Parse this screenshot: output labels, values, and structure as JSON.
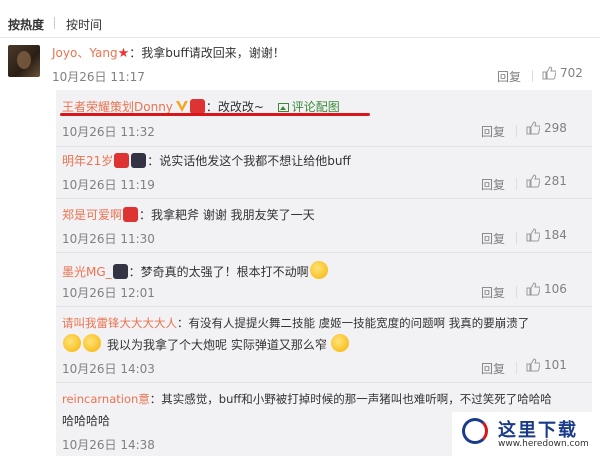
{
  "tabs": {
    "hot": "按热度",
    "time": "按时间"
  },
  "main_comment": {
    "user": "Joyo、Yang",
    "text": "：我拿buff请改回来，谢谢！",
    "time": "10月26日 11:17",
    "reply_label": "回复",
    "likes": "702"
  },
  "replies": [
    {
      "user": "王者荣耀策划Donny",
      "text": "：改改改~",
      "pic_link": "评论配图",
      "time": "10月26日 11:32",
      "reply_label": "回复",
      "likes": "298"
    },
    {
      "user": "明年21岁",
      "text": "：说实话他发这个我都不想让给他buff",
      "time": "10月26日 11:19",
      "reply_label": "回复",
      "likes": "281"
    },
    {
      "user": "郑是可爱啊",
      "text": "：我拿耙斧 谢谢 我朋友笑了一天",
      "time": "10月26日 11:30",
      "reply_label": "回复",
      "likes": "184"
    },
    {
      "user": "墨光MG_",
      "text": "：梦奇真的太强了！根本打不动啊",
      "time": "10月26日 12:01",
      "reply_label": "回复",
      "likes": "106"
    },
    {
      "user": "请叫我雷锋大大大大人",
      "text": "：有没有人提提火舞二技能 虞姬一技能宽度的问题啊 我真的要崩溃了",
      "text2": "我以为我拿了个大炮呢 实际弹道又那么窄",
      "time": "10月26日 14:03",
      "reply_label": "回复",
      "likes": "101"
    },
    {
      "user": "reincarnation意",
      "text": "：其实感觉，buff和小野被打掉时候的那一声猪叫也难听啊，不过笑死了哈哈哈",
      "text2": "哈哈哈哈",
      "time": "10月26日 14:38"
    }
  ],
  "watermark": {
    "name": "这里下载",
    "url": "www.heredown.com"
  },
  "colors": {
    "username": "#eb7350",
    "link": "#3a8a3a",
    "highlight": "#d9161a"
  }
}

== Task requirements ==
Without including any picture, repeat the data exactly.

== Task response ==
Parse this screenshot: output labels, values, and structure as JSON.
{
  "tabs": {
    "hot": "按热度",
    "time": "按时间"
  },
  "main_comment": {
    "user": "Joyo、Yang",
    "text": "：我拿buff请改回来，谢谢！",
    "time": "10月26日 11:17",
    "reply_label": "回复",
    "likes": "702"
  },
  "replies": [
    {
      "user": "王者荣耀策划Donny",
      "text": "：改改改~",
      "pic_link": "评论配图",
      "time": "10月26日 11:32",
      "reply_label": "回复",
      "likes": "298"
    },
    {
      "user": "明年21岁",
      "text": "：说实话他发这个我都不想让给他buff",
      "time": "10月26日 11:19",
      "reply_label": "回复",
      "likes": "281"
    },
    {
      "user": "郑是可爱啊",
      "text": "：我拿耙斧 谢谢 我朋友笑了一天",
      "time": "10月26日 11:30",
      "reply_label": "回复",
      "likes": "184"
    },
    {
      "user": "墨光MG_",
      "text": "：梦奇真的太强了！根本打不动啊",
      "time": "10月26日 12:01",
      "reply_label": "回复",
      "likes": "106"
    },
    {
      "user": "请叫我雷锋大大大大人",
      "text": "：有没有人提提火舞二技能 虞姬一技能宽度的问题啊 我真的要崩溃了",
      "text2": "我以为我拿了个大炮呢 实际弹道又那么窄",
      "time": "10月26日 14:03",
      "reply_label": "回复",
      "likes": "101"
    },
    {
      "user": "reincarnation意",
      "text": "：其实感觉，buff和小野被打掉时候的那一声猪叫也难听啊，不过笑死了哈哈哈",
      "text2": "哈哈哈哈",
      "time": "10月26日 14:38"
    }
  ],
  "watermark": {
    "name": "这里下载",
    "url": "www.heredown.com"
  },
  "colors": {
    "username": "#eb7350",
    "link": "#3a8a3a",
    "highlight": "#d9161a"
  }
}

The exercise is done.